People may participate in politics in many ways. They can write their Representative or Senator, or work in for a candidate or political party. They can make presentations to their local school board or city council, or call the police to complain about the neighbor's dog. Partly because of our federalist system, people have many opportunities to participate in our democracy on federal, state, and local levels. Some forms of participation are more common than others and some citizens participate more than others, but almost everyone has a voice in government.
Even though the Founders surely intended that Congress hold a great deal of power over the judicial branch, in reality the basic organization of federal courts has remained basically the same throughout U.S. history. Congress has created new courts and reorganized others, and the system has grown increasingly complex. The courts have a great deal of independence, however, and they have established the judicial branch as a strong coequal to Congress and the president.
Public education is the single largest expenditure for state and local governments across the nation. Yet it is arguably the most criticized. Many people charge that public schools are faltering and that American academic achievements are far behind those in other countries. In recent years, many states and localities have experimented with improving public schools.
The sections of articles about the U.S. Virgin Islands and Senegal have statements from two sets of authors. One article in each section is a general, inclusive statement written by a member of our curatorial staff.
Employing a point of view generally defined by Smithsonian imperatives for "the increase and diffusion of knowledge," the author engages in the characteristic practices of the Festival. These include: identifying and valorizing traditional cultural practices; explaining them primarily in historical, economic, and social terms; replying to popular stereotypes and supplanting them with empirically derived characterizations; representing geographically and historically bounded cultural wholes.
The other statements are written by authors from the geographic areas featured- the U.S. Virgin Islands and Senegal. These articles are more richly detailed. They address a variety of audiences, reply to a variety of implicit and explicit assertions, and are couched in a variety of styles. They have, of course, been solicited, selected, and edited - processes which are ineluctably based in our Institutional practice. We hope that in spite of this practice, and also in some degree because of it, these short critical pieces do incorporate a variety of voices speaking on noteworthy aspects of folklife.
In this sense, the organization of this year's Program Book represents the practice of the Festival as a whole.
The dialogue of viewpoints, understandings and of cultural styles strengthens the discourse of our national cultural Institution.
Lucy belonged to genus Australopithecus and the species afarensis, but she also belonged to the the hominid family (hominidae) to which humans belong. Although humans are of the family hominidae, we are not of Lucy's genus or species.
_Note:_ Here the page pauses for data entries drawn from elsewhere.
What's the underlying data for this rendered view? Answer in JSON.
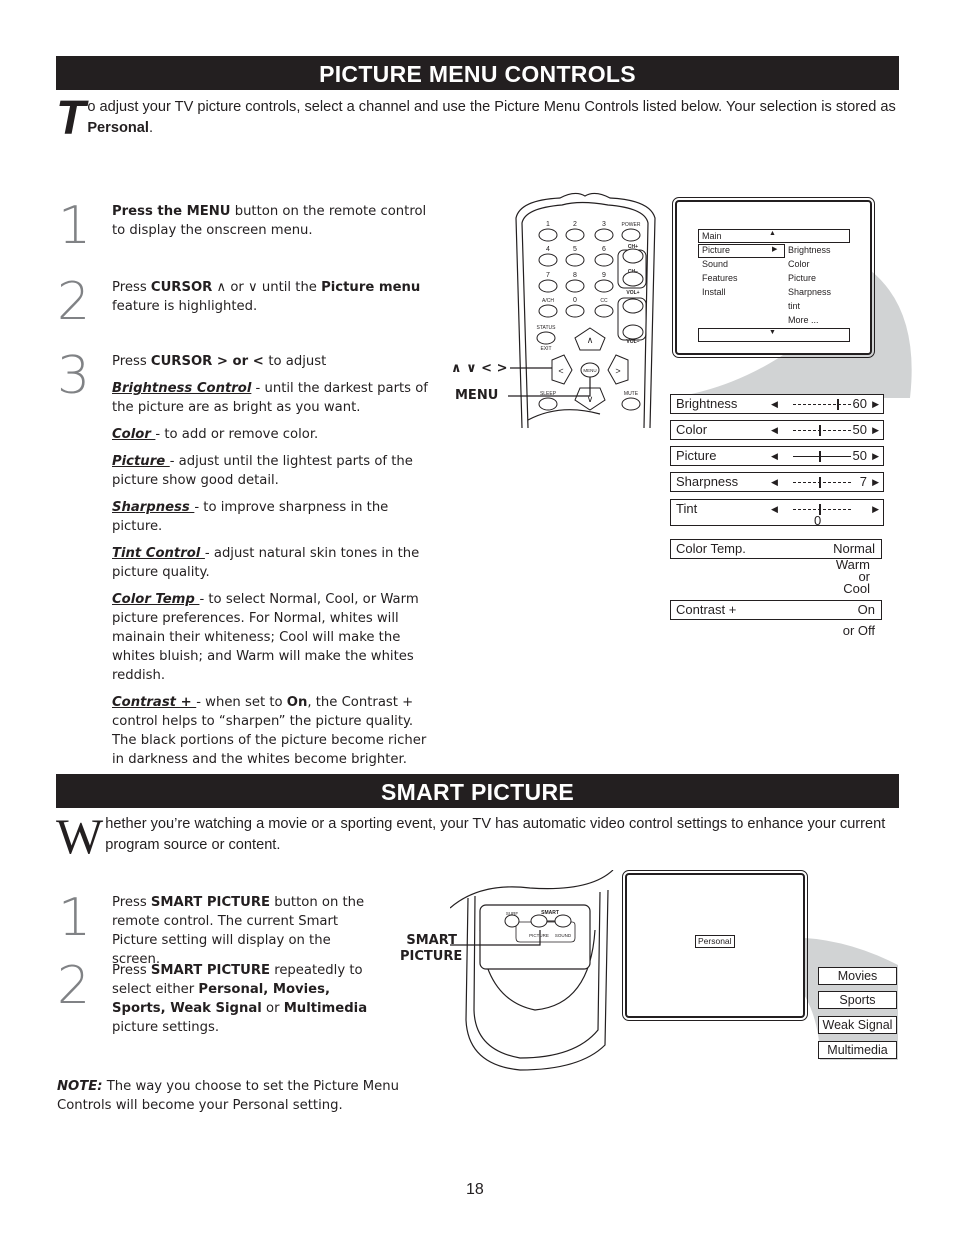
{
  "section1": {
    "title": "PICTURE MENU CONTROLS",
    "intro_dropcap": "T",
    "intro_text": "o adjust your TV picture controls, select a channel and use the Picture Menu Controls listed below. Your selection is stored as ",
    "intro_bold": "Personal",
    "intro_end": ".",
    "steps": [
      {
        "number": "1",
        "bold": "Press the MENU",
        "text": " button on the remote control to display the onscreen menu."
      },
      {
        "number": "2",
        "pre": "Press ",
        "bold": "CURSOR",
        "mid": "  ∧  or ∨ until the ",
        "bold2": "Picture menu",
        "text": " feature is highlighted."
      },
      {
        "number": "3",
        "pre": "Press ",
        "bold": "CURSOR",
        "mid": "  >  or  < ",
        "text": "to adjust"
      }
    ],
    "controls": [
      {
        "term": "Brightness Control",
        "desc": " - until the darkest parts of the picture are as bright as you want."
      },
      {
        "term": "Color ",
        "desc": " -  to add or remove color."
      },
      {
        "term": "Picture ",
        "desc": " -  adjust until the lightest parts of the picture show good detail."
      },
      {
        "term": "Sharpness ",
        "desc": "-  to improve sharpness in the picture."
      },
      {
        "term": "Tint Control ",
        "desc": "- adjust natural skin tones in the picture quality."
      },
      {
        "term": "Color Temp ",
        "desc": " -  to select Normal, Cool, or Warm picture preferences.  For Normal, whites will mainain their whiteness; Cool will make the whites bluish; and Warm will make the whites reddish."
      },
      {
        "term": "Contrast + ",
        "desc_pre": " -   when set to ",
        "desc_bold": "On",
        "desc": ", the Contrast + control helps to “sharpen” the picture quality. The black portions of the picture become richer in darkness and the whites become brighter."
      }
    ],
    "remote": {
      "buttons": [
        "1",
        "2",
        "3",
        "POWER",
        "4",
        "5",
        "6",
        "CH+",
        "7",
        "8",
        "9",
        "CH-",
        "A/CH",
        "0",
        "CC",
        "VOL+",
        "STATUS",
        "EXIT",
        "MENU",
        "SLEEP",
        "MUTE",
        "VOL-"
      ],
      "callout_cursor": "∧ ∨ < >",
      "callout_menu": "MENU"
    },
    "tv_menu": {
      "main_label": "Main",
      "left_items": [
        "Picture",
        "Sound",
        "Features",
        "Install"
      ],
      "right_items": [
        "Brightness",
        "Color",
        "Picture",
        "Sharpness",
        "tint",
        "More ..."
      ]
    },
    "sliders": [
      {
        "label": "Brightness",
        "value": "60",
        "position": 0.75
      },
      {
        "label": "Color",
        "value": "50",
        "position": 0.45
      },
      {
        "label": "Picture",
        "value": "50",
        "position": 0.45
      },
      {
        "label": "Sharpness",
        "value": "7",
        "position": 0.45
      },
      {
        "label": "Tint",
        "value": "0",
        "position": 0.45
      }
    ],
    "color_temp": {
      "label": "Color Temp.",
      "value": "Normal",
      "alt": [
        "Warm",
        "or",
        "Cool"
      ]
    },
    "contrast_plus": {
      "label": "Contrast +",
      "value": "On",
      "alt": "or Off"
    }
  },
  "section2": {
    "title": "SMART PICTURE",
    "intro_dropcap": "W",
    "intro_text": "hether you’re watching a movie or a sporting event, your TV has automatic video control settings to enhance your current program source or content.",
    "steps": [
      {
        "number": "1",
        "pre": "Press ",
        "bold": "SMART PICTURE",
        "text": " button on the remote control. The current Smart Picture setting will display on the screen."
      },
      {
        "number": "2",
        "pre": "Press ",
        "bold": "SMART PICTURE",
        "mid": " repeatedly to select either ",
        "bold2": "Personal, Movies, Sports, Weak Signal",
        "mid2": " or ",
        "bold3": "Multimedia",
        "text": " picture settings."
      }
    ],
    "remote": {
      "surf": "SURF",
      "smart": "SMART",
      "picture": "PICTURE",
      "sound": "SOUND",
      "callout": [
        "SMART",
        "PICTURE"
      ]
    },
    "current_setting": "Personal",
    "options": [
      "Movies",
      "Sports",
      "Weak Signal",
      "Multimedia"
    ]
  },
  "note": {
    "label": "NOTE:",
    "text": " The way you choose to set the Picture Menu Controls will become your Personal setting."
  },
  "page_number": "18"
}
We are Homo sapiens. How then, can Lucy be our ancient ancestor if we belong to a different genus and species? It's because humans and Lucy share a taxonomy up to the point of genus and species; there are many shared characteristics, but there are differences and these differences place humans in our own genus and species.
The Roadmap is a remix of Michigan Open Book, MC3 and GIANTS all in one place. This foundational lesson introduces students to historical reasoning through the analysis of primary sources, such as historical maps and photographs. They examine how historians are detectives of the past and use evidence from primary and secondary sources. Students then explore the chronology of the settlement of a village in Michigan and identify the causes and effects of the founding of the community.
This collection uses primary sources to explore The Absolutely True Diary of a Part-Time Indian by Sherman Alexie. Digital Public Library of America Primary Source Sets are designed to help students develop their critical thinking skills and draw diverse material from libraries, archives, and museums across the United States. Each set includes an overview, ten to fifteen primary sources, links to related resources, and a teaching guide. These sets were created and reviewed by the teachers on the DPLA's Education Advisory Committee.
A rational agent considers both accounting profit and economic profit. In this video, see an example highlighting the difference between accounting profit and economic profit from a business and a discussion of explicit and implicit costs of operating a business.
In this video we explore how to derive the demand for a factor of production based on how productive that factor is and how much additional revenue that factor brings in. Created by Sal Khan.
Explore the mechanics of adjustable rate mortgages (ARM) in this video, including how they work and in what situation an ARM might be advantageous and when it might work against you.
Reviews selected issues including learning, cognition, perception, foraging and feeding, migration and navigation, defense, and social activities including conflict, collaboration, courtship and reproduction, and communication. The interacting contributions of environment and heredity are examined and the approaches of psychology, ethology, and ecology to this area of study are treated. The relation of human behavior patterns to those of nonhuman animals is explored. Additional readings and a paper are required for graduate credit.
Advanced subject focusing on techniques, format, and prose style used in academic and professional life. Emphasis on writing as required in fields such as economics, political science, and architecture. Short assignments include: business letters, memos, and proposals that lead toward a written term project. Methods designed to deal with the special problems of those whose first language is not English. Successful completion satisfies Phase II of the Writing Requirement. This workshop is designed to help you write clearly, accurately and effectively in both an academic and a professional environment. In class, we analyze various forms of writing and address problems common to advanced speakers of English. We will often read one another's work.